Look through the records below and say how many lines include "JSON". Give only that number.

----- ENTRIES PROVIDED

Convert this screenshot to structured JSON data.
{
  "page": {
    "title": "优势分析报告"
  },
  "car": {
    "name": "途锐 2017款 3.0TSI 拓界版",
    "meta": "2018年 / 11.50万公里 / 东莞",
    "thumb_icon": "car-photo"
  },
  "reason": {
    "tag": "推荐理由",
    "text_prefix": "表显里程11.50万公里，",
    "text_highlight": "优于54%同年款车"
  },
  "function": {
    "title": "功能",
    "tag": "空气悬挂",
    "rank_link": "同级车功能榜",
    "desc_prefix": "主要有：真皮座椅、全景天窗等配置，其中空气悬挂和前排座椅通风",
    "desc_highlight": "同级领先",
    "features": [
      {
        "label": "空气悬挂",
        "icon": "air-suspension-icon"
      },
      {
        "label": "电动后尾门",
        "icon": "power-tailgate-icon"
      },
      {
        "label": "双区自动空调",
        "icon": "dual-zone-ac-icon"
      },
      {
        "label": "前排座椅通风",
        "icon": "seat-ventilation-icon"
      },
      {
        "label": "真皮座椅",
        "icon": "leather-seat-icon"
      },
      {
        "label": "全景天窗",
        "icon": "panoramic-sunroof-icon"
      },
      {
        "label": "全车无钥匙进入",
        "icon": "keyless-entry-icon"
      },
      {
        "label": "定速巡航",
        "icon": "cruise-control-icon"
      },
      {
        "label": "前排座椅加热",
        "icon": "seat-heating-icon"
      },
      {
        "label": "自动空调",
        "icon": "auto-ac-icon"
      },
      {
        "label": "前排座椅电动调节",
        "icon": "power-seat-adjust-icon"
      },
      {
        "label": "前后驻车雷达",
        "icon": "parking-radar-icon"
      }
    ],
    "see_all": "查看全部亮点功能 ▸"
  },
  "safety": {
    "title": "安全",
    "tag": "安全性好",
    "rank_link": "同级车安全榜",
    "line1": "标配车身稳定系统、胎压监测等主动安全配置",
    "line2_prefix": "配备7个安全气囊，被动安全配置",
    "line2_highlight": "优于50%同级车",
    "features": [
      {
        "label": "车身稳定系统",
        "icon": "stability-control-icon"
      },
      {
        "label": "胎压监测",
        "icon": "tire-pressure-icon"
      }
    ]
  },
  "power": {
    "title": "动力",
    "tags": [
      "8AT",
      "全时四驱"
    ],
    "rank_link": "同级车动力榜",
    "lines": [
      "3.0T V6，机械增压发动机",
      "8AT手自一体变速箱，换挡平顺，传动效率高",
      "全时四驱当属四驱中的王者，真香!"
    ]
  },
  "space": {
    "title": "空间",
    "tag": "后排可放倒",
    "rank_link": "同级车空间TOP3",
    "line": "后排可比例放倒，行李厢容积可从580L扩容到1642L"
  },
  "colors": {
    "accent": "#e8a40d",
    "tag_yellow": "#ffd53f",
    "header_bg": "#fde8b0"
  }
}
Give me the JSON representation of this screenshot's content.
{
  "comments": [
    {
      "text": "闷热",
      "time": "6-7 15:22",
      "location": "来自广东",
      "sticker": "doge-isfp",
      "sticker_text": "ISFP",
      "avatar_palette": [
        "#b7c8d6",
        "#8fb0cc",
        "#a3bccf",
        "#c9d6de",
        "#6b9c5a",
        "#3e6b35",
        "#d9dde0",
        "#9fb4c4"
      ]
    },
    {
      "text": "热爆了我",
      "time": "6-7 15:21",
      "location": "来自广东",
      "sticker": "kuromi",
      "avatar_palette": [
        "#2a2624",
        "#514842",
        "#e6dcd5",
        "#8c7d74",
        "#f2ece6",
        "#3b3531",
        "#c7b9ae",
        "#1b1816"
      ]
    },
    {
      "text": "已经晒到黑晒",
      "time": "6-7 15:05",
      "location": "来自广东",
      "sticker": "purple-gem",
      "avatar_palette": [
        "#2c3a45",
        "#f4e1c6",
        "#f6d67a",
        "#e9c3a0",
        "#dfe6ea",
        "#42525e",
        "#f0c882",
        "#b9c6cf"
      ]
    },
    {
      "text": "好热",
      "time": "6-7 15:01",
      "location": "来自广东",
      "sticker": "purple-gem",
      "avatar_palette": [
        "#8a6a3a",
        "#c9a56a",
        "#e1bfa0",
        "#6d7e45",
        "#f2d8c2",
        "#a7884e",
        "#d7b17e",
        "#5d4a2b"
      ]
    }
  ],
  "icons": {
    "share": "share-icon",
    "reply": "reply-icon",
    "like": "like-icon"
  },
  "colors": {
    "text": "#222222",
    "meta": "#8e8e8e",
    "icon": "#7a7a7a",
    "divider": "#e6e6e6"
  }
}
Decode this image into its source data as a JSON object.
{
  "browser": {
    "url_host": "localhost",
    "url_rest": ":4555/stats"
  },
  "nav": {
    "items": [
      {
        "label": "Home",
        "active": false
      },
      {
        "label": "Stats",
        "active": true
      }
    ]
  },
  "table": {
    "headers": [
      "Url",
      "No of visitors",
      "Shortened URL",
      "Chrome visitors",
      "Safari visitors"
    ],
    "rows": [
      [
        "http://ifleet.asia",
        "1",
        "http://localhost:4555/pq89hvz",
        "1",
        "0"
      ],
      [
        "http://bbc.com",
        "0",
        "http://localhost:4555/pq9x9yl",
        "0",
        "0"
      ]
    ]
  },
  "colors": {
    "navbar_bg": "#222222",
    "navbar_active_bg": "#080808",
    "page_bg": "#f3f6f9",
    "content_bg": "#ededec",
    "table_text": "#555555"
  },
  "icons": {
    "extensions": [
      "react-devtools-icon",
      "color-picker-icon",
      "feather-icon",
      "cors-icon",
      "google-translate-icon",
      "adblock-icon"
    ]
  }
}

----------

## TASK RESPONSE
3